After boycotting his school taxes more than a decade ago to no avail, longtime local Hans Kögler says its time for a more aggressive approach.
He suggests the municipal government should withhold all the school tax money collected this year on behalf of the province, over $30 million.
Although an impossible suggestion and not something the municipality would ever consider doing, it highlights the sheer frustration of many local residents who have been faced with increasing school taxes over the years.
School taxes are a function of the value of property. As property values continue to rise in Whistler, school taxes have been increasing accordingly.
"Weve had nothing to do with this escalation in real estate values," said Kögler, a general contractor who has lived in Whistler for more than 30 years.
"Events pass you by and youre left high and dry."
Galvanized by a possible 23 per cent increase in residential school taxes for 2003, a handful of locals recently started a grassroots campaign for tax relief in Whistler.
"We dont want to be treated specially," said Paul OMara who organized last weekends school tax meeting at the Spruce Grove Field House.
"What we want is to be treated fairly."
Roughly 30 locals who attended the School Tax Action Committee meeting agreed to embark on an aggressive letter writing, e-mail and faxing campaign over the next week before the provincial government announces the school tax mil rate for the district in mid-April. The mil rate determines the amount of school taxes paid.
Through their campaign, they want the province to take notice of the working mans plight in the resort.
"Were not talking about the rich cats," said Kögler.
"Its the people who live here, the backbone of the community who make the town tick."
Last year school taxes on the average single family home were $2,273. That number is expected to jump to $2,664 this year. Last year the average school tax bill in Squamish was $553.
The disparities between the two communities become even wider when the Home Owner Grant takes effect. The HOG is a $470 rebate from the government on homes worth less than $525,000.
This brought the average school tax bill in Squamish down to $83 last year.
That means Whistler homeowners paid 27 times more than Squamish homeowners in 2003.
As Whistler property values continue to rise, fewer homeowners are eligible for the HOG, exacerbating the inequalities within the district.
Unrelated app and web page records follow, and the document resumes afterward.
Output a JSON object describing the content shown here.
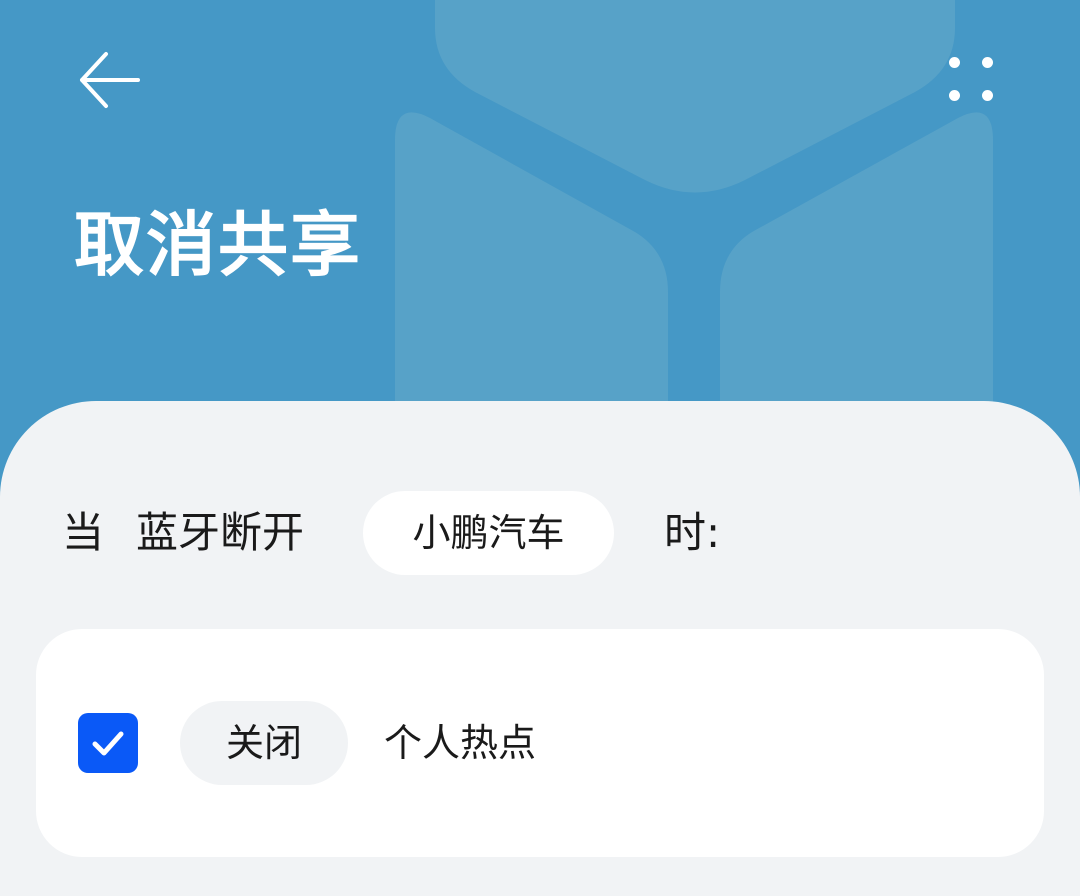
{
  "header": {
    "title": "取消共享",
    "back_icon": "arrow-left-icon",
    "more_icon": "more-dots-icon",
    "background_color": "#4598c6"
  },
  "condition": {
    "prefix": "当",
    "event": "蓝牙断开",
    "device": "小鹏汽车",
    "suffix": "时:"
  },
  "action": {
    "checked": true,
    "checkbox_color": "#0a59f7",
    "operation": "关闭",
    "target": "个人热点"
  }
}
The average single family home in Whistler is valued at over $1 million in 2003. An estimated number of half the permanent resident homeowners, or roughly 1,200 homeowers, were eligible for the HOG last year in Whistler.